You’re right, it is. Kinda…I’m not going to pretend that I can explain the exact difference between the two, but Multires is specifically for Sculpting, and working with high resolution meshes. Whilst Subsurf can do it, it’s not optimal, and if you tried it, you’d understand the difference pretty quickly in that environment.

Outside of sculpting, subsurf is normally the better choice. There are examples where you might still want to use multires instead of subsurf, but there is a little bit of personal preference there. An example I can use is that I like to use Multires whenever I use the displacement modifier, especially if I’m working on something that needs to be particularly high res. I just find its more convenient, and better performance wise. (I think??)

Most of the time when modelling - especially when modelling characters - I’ll use subsurf just to model the thing, and then when I come to the detail/sculpting pass, I’ll switch that out for the multires.

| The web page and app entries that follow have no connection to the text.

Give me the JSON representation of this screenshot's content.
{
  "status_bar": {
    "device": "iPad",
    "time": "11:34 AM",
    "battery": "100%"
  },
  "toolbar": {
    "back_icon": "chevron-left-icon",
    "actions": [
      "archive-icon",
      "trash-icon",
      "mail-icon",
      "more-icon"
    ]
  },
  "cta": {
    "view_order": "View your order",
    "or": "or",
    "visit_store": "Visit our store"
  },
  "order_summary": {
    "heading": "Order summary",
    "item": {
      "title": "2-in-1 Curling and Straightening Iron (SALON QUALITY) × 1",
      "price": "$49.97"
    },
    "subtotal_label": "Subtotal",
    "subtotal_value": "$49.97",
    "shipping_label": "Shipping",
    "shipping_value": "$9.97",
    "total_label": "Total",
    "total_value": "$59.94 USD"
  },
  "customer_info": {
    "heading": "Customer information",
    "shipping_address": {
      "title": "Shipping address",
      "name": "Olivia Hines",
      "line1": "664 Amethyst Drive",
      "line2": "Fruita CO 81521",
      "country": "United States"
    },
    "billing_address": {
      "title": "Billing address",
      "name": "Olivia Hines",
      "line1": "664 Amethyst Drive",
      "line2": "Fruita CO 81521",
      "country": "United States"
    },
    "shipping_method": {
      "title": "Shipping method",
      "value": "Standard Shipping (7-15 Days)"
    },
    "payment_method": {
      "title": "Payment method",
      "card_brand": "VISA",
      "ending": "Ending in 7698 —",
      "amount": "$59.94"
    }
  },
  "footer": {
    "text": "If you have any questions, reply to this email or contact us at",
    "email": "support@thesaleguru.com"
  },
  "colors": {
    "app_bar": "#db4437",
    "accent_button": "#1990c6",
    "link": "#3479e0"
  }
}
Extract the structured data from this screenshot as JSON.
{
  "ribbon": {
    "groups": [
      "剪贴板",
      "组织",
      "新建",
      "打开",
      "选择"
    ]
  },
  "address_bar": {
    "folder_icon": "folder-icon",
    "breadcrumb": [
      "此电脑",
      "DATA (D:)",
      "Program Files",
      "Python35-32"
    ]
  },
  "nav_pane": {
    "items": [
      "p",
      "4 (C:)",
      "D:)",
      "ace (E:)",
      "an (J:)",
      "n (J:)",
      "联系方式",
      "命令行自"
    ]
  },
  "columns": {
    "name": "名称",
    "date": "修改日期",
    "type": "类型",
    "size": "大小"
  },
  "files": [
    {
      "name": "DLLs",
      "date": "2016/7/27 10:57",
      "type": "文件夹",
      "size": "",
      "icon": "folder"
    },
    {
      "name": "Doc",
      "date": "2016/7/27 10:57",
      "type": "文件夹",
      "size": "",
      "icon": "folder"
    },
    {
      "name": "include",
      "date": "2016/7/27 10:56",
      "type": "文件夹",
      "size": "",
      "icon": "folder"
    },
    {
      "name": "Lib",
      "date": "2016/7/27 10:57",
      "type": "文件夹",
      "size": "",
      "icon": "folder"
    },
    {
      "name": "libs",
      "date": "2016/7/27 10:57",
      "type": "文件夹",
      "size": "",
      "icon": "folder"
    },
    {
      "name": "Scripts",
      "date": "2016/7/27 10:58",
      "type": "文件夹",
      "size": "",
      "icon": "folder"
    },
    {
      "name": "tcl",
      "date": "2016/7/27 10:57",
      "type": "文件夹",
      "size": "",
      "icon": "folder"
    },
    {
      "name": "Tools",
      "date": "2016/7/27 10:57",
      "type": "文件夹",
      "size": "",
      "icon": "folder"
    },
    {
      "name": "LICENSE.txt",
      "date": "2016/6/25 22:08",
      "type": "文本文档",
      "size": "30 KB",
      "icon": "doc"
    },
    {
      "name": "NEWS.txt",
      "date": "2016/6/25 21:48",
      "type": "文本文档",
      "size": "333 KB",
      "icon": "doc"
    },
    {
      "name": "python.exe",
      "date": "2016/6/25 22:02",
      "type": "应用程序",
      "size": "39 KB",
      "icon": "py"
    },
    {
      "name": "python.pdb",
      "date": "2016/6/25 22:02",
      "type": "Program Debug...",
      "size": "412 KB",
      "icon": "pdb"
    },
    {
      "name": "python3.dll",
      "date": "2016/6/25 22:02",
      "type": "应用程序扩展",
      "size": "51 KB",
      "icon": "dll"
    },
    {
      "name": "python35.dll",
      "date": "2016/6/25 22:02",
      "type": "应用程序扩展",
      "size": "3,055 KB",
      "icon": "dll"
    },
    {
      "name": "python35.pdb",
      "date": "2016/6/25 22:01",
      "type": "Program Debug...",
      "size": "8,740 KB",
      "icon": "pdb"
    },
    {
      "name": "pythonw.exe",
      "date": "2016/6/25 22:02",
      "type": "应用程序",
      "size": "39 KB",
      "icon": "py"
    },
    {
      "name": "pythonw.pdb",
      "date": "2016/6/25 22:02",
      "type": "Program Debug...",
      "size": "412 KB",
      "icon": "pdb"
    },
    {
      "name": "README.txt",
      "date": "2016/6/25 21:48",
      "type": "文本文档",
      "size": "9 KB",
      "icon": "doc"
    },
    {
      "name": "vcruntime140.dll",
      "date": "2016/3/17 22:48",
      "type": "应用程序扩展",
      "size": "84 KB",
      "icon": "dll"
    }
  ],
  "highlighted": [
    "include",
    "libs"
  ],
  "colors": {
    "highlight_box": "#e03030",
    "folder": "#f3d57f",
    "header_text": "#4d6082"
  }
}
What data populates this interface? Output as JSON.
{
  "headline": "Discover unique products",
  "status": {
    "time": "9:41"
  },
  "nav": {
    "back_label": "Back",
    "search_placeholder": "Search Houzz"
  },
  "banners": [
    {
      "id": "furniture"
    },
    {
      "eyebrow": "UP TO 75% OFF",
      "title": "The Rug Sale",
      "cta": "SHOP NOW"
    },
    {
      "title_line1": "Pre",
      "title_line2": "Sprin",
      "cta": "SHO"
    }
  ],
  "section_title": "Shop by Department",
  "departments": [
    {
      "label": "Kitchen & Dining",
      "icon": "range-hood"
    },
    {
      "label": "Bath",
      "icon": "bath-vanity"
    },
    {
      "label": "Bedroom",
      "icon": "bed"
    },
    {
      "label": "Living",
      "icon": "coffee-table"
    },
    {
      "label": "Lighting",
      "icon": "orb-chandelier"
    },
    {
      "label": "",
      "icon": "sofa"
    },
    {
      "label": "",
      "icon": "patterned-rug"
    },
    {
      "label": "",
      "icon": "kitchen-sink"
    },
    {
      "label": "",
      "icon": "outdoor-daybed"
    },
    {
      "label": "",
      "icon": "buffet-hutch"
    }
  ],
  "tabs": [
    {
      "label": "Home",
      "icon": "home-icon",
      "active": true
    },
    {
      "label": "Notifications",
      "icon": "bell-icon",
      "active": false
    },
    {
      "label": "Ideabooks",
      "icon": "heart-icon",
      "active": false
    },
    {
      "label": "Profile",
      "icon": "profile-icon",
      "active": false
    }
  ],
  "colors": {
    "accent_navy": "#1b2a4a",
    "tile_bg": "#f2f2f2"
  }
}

Found the weakness: it can’t be moved from the top of the modifier list. And as someone with a CPU below operating requirements, that’s quite a big problem, since every vertex is now being calculated. I’ll figure out different methods as I explore more.